▸ EXTRACTED DATA:
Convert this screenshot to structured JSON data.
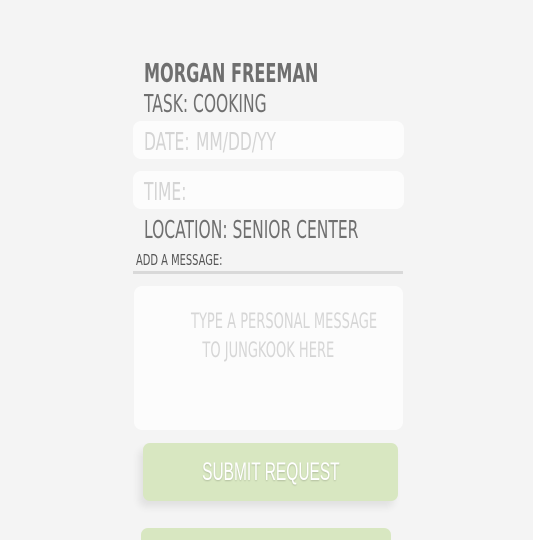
{
  "volunteer": {
    "name": "MORGAN FREEMAN",
    "task": "TASK: COOKING",
    "location": "LOCATION: SENIOR CENTER"
  },
  "date_field": {
    "label": "DATE:",
    "placeholder": "MM/DD/YY"
  },
  "time_field": {
    "label": "TIME:"
  },
  "message": {
    "label": "ADD A MESSAGE:",
    "placeholder_line1": "TYPE A PERSONAL MESSAGE",
    "placeholder_line2": "TO JUNGKOOK HERE"
  },
  "actions": {
    "submit_label": "SUBMIT REQUEST"
  },
  "colors": {
    "background": "#f4f4f4",
    "field_bg": "#fcfcfc",
    "text_dark": "#6f6f6f",
    "text_muted": "#d4d4d4",
    "button_green": "#d8e7c1"
  }
}
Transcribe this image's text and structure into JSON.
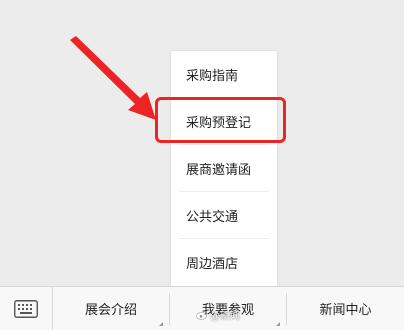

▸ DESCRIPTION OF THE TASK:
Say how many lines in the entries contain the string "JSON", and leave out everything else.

▸ YOUR SOLUTION:
2